Agency
National Institute of Health (NIH)
Institute
National Heart, Lung, and Blood Institute (NHLBI)
Type
Research Project (R01)
Project #
5R01HL063038-10
Application #
7802121
Study Section
Cardiac Contractility, Hypertrophy, and Failure Study Section (CCHF)
Program Officer
Przywara, Dennis
Project Start
1999-09-13
Project End
2014-07-31
Budget Start
2010-08-01
Budget End
2011-07-31
Support Year
10
Fiscal Year
2010
Total Cost
$435,552
Indirect Cost
Name
Johns Hopkins University
Department
Pediatrics
Type
Schools of Medicine
DUNS #
001910777
City
Baltimore
State
MD
Country
United States
Zip Code
21218
Li, Yuejin; Zhu, Guangshuo; Paolocci, Nazareno et al. (2017) Heart Failure-Related Hyperphosphorylation in the Cardiac Troponin I C Terminus Has Divergent Effects on Cardiac Function In Vivo. Circ Heart Fail 10:
Bales, Nathan D; Johnson, Nicole M; Judge, Daniel P et al. (2016) Comprehensive Versus Targeted Genetic Testing in Children with Hypertrophic Cardiomyopathy. Pediatr Cardiol 37:845-51
Xu, Mingguo; Ramirez-Correa, Genaro A; Murphy, Anne M (2015) Proteomics of pediatric heart failure: from traditional biomarkers to new discovery strategies. Cardiol Young 25 Suppl 2:51-7
Wijnker, Paul J M; Li, Yuejin; Zhang, Pingbo et al. (2015) A novel phosphorylation site, Serine 199, in the C-terminus of cardiac troponin I regulates calcium sensitivity and susceptibility to calpain-induced proteolysis. J Mol Cell Cardiol 82:93-103

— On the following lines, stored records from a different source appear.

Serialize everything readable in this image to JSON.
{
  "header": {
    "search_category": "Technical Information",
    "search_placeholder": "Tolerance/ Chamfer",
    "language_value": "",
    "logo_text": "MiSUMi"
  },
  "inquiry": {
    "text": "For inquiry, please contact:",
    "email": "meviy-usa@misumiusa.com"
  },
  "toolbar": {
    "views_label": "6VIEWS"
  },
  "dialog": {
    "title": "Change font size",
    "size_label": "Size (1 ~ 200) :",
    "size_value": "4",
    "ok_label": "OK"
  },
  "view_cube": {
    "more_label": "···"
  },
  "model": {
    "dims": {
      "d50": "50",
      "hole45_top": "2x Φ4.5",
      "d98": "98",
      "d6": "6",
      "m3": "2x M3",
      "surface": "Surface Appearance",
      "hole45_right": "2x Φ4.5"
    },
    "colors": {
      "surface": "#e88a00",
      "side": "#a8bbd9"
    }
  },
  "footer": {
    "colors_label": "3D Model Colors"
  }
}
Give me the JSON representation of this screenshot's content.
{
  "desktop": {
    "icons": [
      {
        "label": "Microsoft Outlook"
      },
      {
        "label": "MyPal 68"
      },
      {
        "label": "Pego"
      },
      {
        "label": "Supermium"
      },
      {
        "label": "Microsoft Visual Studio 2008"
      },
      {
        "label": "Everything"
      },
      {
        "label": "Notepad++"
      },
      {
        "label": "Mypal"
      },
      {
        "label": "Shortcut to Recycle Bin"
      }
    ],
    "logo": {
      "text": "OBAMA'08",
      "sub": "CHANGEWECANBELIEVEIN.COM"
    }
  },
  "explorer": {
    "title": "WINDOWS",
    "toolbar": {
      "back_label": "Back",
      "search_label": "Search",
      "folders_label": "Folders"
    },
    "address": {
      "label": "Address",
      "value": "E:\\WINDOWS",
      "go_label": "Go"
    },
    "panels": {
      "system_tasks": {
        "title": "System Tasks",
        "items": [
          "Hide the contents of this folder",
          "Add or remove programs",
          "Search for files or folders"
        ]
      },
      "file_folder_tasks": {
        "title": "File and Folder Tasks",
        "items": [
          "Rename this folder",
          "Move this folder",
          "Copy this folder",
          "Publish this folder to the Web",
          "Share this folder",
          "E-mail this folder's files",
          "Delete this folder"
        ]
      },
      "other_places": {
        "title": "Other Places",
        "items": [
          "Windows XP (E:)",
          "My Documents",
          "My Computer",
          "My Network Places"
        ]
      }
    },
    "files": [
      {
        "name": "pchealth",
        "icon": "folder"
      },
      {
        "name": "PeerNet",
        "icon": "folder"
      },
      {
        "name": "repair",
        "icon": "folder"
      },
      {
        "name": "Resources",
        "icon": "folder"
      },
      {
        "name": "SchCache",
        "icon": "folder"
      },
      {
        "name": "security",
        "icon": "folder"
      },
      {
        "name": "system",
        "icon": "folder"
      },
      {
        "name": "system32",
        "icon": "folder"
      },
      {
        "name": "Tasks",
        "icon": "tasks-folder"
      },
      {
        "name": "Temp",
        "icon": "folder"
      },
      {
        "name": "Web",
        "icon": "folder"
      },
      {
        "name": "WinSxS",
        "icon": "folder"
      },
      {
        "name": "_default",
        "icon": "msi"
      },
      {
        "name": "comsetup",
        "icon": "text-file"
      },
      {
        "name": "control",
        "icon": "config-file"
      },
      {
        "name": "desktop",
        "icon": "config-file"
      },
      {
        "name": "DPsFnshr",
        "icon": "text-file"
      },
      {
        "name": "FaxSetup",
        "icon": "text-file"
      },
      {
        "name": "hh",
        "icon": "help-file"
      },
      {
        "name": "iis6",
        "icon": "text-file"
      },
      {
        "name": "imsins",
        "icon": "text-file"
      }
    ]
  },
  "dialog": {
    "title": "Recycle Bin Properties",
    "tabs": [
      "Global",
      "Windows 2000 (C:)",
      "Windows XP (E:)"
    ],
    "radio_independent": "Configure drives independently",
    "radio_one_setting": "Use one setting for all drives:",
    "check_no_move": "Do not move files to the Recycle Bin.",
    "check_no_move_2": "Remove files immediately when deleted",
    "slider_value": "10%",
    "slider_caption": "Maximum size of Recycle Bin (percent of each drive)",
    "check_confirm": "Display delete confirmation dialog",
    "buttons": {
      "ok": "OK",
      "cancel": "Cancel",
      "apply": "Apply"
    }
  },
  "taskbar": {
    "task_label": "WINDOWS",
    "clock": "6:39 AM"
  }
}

Ramirez-Correa, Genaro A; Ma, Junfeng; Slawson, Chad et al. (2015) Removal of Abnormal Myofilament O-GlcNAcylation Restores Ca2+ Sensitivity in Diabetic Cardiac Muscle. Diabetes 64:3573-87
Ramirez-Correa, Genaro A; Frazier, Aisha H; Zhu, Guangshuo et al. (2015) Cardiac troponin I Pro82Ser variant induces diastolic dysfunction, blunts ?-adrenergic response, and impairs myofilament cooperativity. J Appl Physiol (1985) 118:212-23
Jacobs, Jeffrey P; Quintessenza, James A; Karl, Tom R et al. (2015) Summary of the 2015 International Paediatric Heart Failure Summit of Johns Hopkins All Children's Heart Institute. Cardiol Young 25 Suppl 2:8-30
Wijnker, Paul J M; Sequeira, Vasco; Foster, D Brian et al. (2014) Length-dependent activation is modulated by cardiac troponin I bisphosphorylation at Ser23 and Ser24 but not by Thr143 phosphorylation. Am J Physiol Heart Circ Physiol 306:H1171-81
Wijnker, Paul J M; Sequeira, Vasco; Witjas-Paalberends, E Rosalie et al. (2014) Phosphorylation of protein kinase C sites Ser42/44 decreases Ca(2+)-sensitivity and blunts enhanced length-dependent activation in response to protein kinase A in human cardiomyocytes. Arch Biochem Biophys 554:11-21
Ramirez-Correa, Genaro A; Martinez-Ferrando, Maria Isabel; Zhang, Pingbo et al. (2014) Targeted proteomics of myofilament phosphorylation and other protein posttranslational modifications. Proteomics Clin Appl 8:543-53

Showing the most recent 10 out of 39 publications